New Residential Inclusive Design pilot credit helps increase accessibility
Our mission at the Mayor’s Commission for Persons with Disabilities in the City of Boston is to ensure that new buildings and spaces are accessible and designed with people of all abilities in mind. With that as a foundation, we worked alongside USGBC to adapt the LEED pilot credit for commercial Inclusive Design, published in 2019, and conceive its residential counterpart: the new Residential Inclusive Design pilot credit.
For the past seven years, the Boston Mayor’s Commission for Persons with Disabilities has worked to earn the trust of both Boston’s disabilities community and its talented design community through our advocacy for universal design principles and best practices. One of our most useful communication tools is our Accessibility Checklist; if your design team has been through the City of Boston’s Article 80 approval process, you may be familiar with it.
The checklist prompts design teams to think about inclusion during the early stages of the design, when there is the most significant opportunity to create universal design elements. Here in Boston, and through our contributions to this LEED pilot credit, we strive for more access than the minimum code requirements, which results in more inclusive design.
We are excited to offer this checklist as an Alternative Compliance Path (ACP) to achieving the pilot credit. As an ACP, the checklist will serve as a new tool to incentivize accessibility for projects in Boston. Projects in Canada will be able to use the Gold Level of the Rick Hansen Foundation Accessibility Certification as an Alternative Compliance Path as well. We invite other cities around the world to join us as well.
LEED’s Residential Inclusive Design pilot credit gives us a framework for increased accessibility and inclusion in buildings and rewards projects that use inclusive strategies, such as universal wayfinding, innovative adjustable technology, and the addition of a greater number of accessible housing units.

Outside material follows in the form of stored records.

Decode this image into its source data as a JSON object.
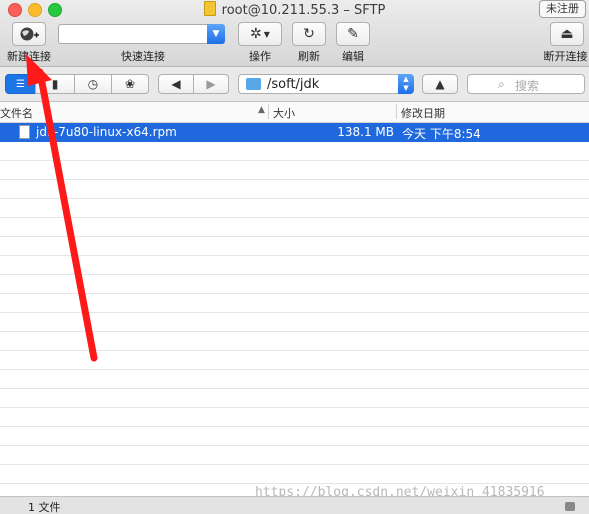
{
  "window": {
    "title": "root@10.211.55.3 – SFTP",
    "unregistered_label": "未注册"
  },
  "toolbar": {
    "new_connection_label": "新建连接",
    "quick_connect_label": "快速连接",
    "quick_connect_value": "",
    "action_label": "操作",
    "refresh_label": "刷新",
    "edit_label": "编辑",
    "disconnect_label": "断开连接"
  },
  "pathbar": {
    "current_path": "/soft/jdk",
    "search_placeholder": "搜索"
  },
  "columns": {
    "name": "文件名",
    "size": "大小",
    "modified": "修改日期"
  },
  "files": [
    {
      "name": "jdk-7u80-linux-x64.rpm",
      "size": "138.1 MB",
      "modified": "今天 下午8:54",
      "selected": true
    }
  ],
  "status": {
    "count": "1 文件"
  },
  "watermark": "https://blog.csdn.net/weixin_41835916",
  "colors": {
    "selection": "#1f68dd",
    "annotation_arrow": "#ff1a1a",
    "accent": "#1d75e6"
  }
}
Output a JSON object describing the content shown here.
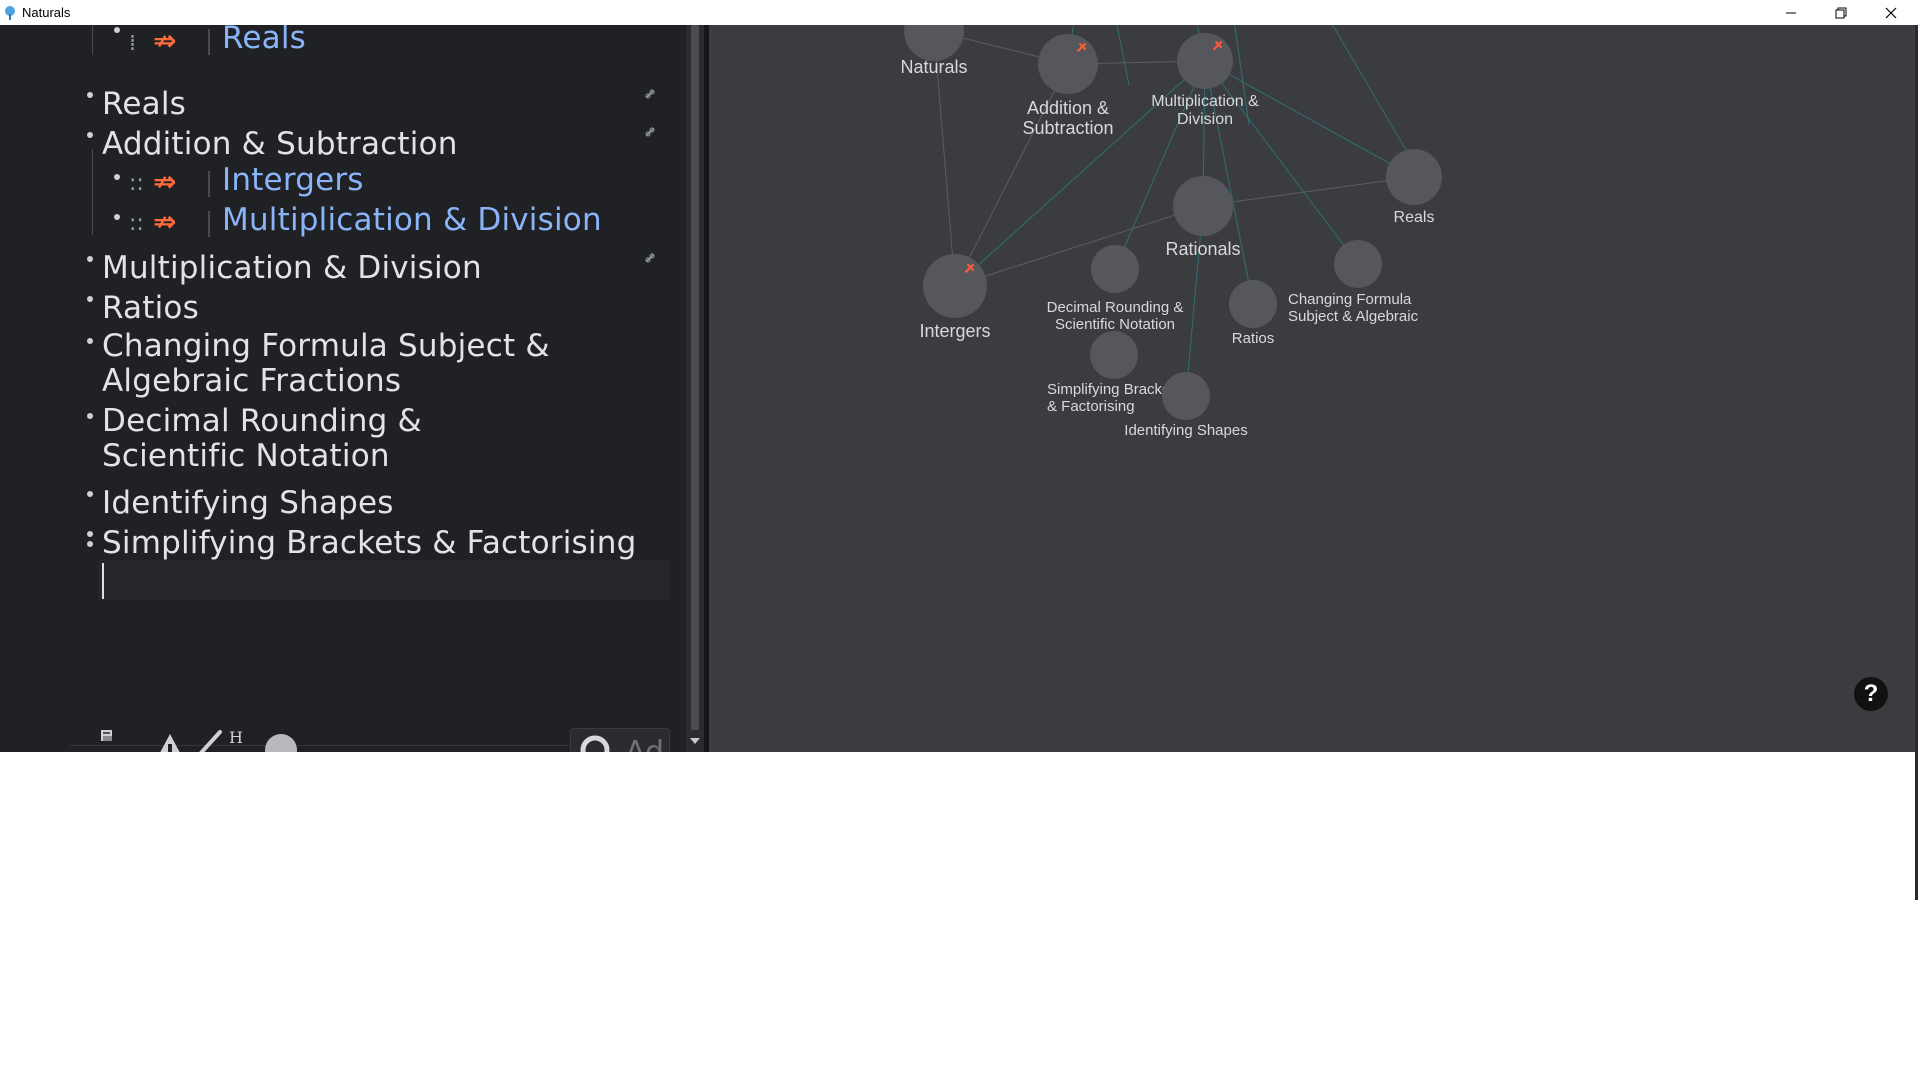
{
  "window": {
    "title": "Naturals",
    "minimize_label": "—",
    "restore_label": "❐",
    "close_label": "✕"
  },
  "outline": {
    "items": [
      {
        "id": "reals-child",
        "text": "Reals",
        "type": "link",
        "relation_icon": "⇏"
      },
      {
        "id": "reals",
        "text": "Reals",
        "type": "item"
      },
      {
        "id": "addsub",
        "text": "Addition & Subtraction",
        "type": "item"
      },
      {
        "id": "intergers-child",
        "text": "Intergers",
        "type": "link",
        "relation_icon": "⇏"
      },
      {
        "id": "muldiv-child",
        "text": "Multiplication & Division",
        "type": "link",
        "relation_icon": "⇏"
      },
      {
        "id": "muldiv",
        "text": "Multiplication & Division",
        "type": "item"
      },
      {
        "id": "ratios",
        "text": "Ratios",
        "type": "item"
      },
      {
        "id": "changing",
        "text": "Changing Formula Subject & Algebraic Fractions",
        "type": "item"
      },
      {
        "id": "decimal",
        "text": "Decimal Rounding & Scientific Notation",
        "type": "item"
      },
      {
        "id": "shapes",
        "text": "Identifying Shapes",
        "type": "item"
      },
      {
        "id": "brackets",
        "text": "Simplifying Brackets & Factorising",
        "type": "item"
      }
    ],
    "handle_glyph": "::",
    "search_placeholder": "Ad"
  },
  "toolbar": {
    "heading_label": "H",
    "icons": [
      "notes-icon",
      "warning-icon",
      "brush-icon",
      "heading-icon",
      "circle-icon",
      "search-icon"
    ]
  },
  "graph": {
    "nodes": [
      {
        "id": "naturals",
        "label": [
          "Naturals"
        ]
      },
      {
        "id": "addsub",
        "label": [
          "Addition &",
          "Subtraction"
        ],
        "pinned": true
      },
      {
        "id": "muldiv",
        "label": [
          "Multiplication &",
          "Division"
        ],
        "pinned": true
      },
      {
        "id": "reals",
        "label": [
          "Reals"
        ]
      },
      {
        "id": "rationals",
        "label": [
          "Rationals"
        ]
      },
      {
        "id": "intergers",
        "label": [
          "Intergers"
        ],
        "pinned": true
      },
      {
        "id": "decimal",
        "label": [
          "Decimal Rounding &",
          "Scientific Notation"
        ]
      },
      {
        "id": "changing",
        "label": [
          "Changing Formula",
          "Subject & Algebraic"
        ]
      },
      {
        "id": "ratios",
        "label": [
          "Ratios"
        ]
      },
      {
        "id": "brackets",
        "label": [
          "Simplifying Brackets",
          "& Factorising"
        ]
      },
      {
        "id": "shapes",
        "label": [
          "Identifying Shapes"
        ]
      }
    ],
    "colors": {
      "node": "#56575c",
      "edge_teal": "#2f6f73",
      "edge_grey": "#5c5d62",
      "pin": "#ff5a36"
    },
    "help_label": "?"
  }
}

LEED offers this pilot credit to make space for innovations in universal inclusion and architectural access. This pilot credit will benefit people of all abilities, from our growing number of older adults to our young families pushing baby strollers and for the entire disability community.
We celebrate our well-established relationship with our constituents and the design community. We plan to continue having important conversations on creating spaces that promote equity and inclusion for those who live, work and play in our communities.